▶ What the task requires
In the data below, which lines hold "address"? Copy every one.

BEGIN

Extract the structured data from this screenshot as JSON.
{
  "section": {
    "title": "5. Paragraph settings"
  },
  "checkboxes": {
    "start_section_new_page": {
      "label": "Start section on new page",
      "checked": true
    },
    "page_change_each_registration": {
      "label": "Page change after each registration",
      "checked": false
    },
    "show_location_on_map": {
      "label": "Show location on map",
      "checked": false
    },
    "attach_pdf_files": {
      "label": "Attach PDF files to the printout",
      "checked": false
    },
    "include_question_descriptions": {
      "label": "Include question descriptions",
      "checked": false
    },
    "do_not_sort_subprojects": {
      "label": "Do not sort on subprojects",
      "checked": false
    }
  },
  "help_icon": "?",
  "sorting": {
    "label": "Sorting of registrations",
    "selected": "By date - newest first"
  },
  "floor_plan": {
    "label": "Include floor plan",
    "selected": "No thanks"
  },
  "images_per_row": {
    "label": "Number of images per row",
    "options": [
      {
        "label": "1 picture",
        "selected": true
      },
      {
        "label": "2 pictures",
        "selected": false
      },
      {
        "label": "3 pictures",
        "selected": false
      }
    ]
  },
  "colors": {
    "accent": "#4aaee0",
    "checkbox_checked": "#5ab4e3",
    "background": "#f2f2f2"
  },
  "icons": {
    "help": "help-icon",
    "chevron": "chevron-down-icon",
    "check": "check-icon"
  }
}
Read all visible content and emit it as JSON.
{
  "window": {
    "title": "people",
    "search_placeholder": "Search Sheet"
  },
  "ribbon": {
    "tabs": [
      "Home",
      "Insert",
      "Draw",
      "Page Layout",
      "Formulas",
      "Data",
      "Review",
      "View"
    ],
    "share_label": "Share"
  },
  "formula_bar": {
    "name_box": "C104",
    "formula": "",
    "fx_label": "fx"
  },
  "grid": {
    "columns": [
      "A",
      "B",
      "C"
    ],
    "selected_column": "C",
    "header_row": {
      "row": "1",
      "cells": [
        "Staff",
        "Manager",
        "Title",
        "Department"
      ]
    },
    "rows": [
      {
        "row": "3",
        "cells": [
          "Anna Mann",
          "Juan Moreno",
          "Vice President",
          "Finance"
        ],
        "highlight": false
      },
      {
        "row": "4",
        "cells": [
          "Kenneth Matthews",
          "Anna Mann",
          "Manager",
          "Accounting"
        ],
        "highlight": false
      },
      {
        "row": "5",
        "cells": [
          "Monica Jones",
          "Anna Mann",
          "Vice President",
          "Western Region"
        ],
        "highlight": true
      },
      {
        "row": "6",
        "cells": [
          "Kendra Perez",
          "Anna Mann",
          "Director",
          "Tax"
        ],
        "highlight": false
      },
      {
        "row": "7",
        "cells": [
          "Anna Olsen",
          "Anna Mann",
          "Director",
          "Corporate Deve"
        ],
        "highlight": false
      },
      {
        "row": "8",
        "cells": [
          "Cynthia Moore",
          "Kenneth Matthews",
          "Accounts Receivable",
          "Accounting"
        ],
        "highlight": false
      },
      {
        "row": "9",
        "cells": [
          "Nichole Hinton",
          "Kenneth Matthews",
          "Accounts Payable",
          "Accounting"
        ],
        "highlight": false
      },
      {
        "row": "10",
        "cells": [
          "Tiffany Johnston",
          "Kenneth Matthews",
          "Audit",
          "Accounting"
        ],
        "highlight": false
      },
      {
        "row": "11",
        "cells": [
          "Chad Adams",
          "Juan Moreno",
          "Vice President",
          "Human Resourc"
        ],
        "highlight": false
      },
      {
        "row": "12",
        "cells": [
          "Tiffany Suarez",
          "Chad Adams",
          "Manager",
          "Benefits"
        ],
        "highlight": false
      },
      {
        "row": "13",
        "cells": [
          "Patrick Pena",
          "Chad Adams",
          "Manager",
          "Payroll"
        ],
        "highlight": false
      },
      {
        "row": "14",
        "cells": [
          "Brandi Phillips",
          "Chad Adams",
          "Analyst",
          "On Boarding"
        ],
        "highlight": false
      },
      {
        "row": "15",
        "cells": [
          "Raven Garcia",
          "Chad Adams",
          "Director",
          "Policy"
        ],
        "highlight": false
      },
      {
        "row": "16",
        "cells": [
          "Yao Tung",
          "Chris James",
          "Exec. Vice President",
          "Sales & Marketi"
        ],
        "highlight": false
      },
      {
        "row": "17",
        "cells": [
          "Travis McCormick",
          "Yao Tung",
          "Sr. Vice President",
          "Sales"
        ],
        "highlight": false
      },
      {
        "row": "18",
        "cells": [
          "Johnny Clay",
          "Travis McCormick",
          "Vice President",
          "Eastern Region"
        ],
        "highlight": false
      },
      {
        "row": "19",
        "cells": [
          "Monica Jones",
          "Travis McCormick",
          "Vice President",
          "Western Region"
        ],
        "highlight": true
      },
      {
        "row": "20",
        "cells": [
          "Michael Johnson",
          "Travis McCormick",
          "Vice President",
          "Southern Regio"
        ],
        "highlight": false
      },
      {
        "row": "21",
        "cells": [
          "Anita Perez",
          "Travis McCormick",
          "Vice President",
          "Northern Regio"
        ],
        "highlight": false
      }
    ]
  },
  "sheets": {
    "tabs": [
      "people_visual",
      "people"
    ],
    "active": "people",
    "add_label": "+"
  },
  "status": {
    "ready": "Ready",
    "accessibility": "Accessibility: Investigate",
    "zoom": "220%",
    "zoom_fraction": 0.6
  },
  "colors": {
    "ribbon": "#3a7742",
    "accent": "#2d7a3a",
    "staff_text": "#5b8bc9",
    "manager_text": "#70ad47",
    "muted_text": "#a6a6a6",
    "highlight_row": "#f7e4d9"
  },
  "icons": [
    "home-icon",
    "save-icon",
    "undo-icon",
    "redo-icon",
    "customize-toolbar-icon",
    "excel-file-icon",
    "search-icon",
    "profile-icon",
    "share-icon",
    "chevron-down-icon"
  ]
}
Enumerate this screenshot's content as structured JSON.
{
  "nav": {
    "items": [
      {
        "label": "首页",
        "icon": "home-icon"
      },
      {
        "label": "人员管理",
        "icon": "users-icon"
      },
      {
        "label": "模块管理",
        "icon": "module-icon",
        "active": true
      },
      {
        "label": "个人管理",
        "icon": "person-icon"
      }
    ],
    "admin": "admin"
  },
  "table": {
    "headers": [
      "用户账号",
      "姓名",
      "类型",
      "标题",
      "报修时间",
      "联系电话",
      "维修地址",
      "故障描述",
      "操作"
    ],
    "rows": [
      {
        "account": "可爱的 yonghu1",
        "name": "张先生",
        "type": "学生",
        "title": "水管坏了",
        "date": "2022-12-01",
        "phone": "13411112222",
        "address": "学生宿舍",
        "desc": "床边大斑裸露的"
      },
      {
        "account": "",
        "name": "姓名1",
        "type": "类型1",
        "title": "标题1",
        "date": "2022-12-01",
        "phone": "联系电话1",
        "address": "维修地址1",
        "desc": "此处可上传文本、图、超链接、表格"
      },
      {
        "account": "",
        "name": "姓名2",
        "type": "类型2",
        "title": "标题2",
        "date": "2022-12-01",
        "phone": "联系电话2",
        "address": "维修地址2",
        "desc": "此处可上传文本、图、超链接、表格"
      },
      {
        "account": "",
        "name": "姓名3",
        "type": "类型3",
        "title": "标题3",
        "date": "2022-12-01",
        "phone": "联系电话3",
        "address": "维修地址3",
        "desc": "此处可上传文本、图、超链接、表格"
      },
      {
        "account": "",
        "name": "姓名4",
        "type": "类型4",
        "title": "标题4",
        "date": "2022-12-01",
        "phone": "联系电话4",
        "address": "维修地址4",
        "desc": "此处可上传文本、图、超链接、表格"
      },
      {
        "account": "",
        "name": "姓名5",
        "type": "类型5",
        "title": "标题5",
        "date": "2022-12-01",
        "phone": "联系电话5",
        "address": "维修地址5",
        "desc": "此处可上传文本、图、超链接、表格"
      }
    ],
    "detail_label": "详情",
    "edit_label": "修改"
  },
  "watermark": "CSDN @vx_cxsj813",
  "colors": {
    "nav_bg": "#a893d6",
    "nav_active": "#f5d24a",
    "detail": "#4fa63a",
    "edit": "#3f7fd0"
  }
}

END

▶ Task response
        "address": "学生宿舍",
        "address": "维修地址1",
        "address": "维修地址2",
        "address": "维修地址3",
        "address": "维修地址4",
        "address": "维修地址5",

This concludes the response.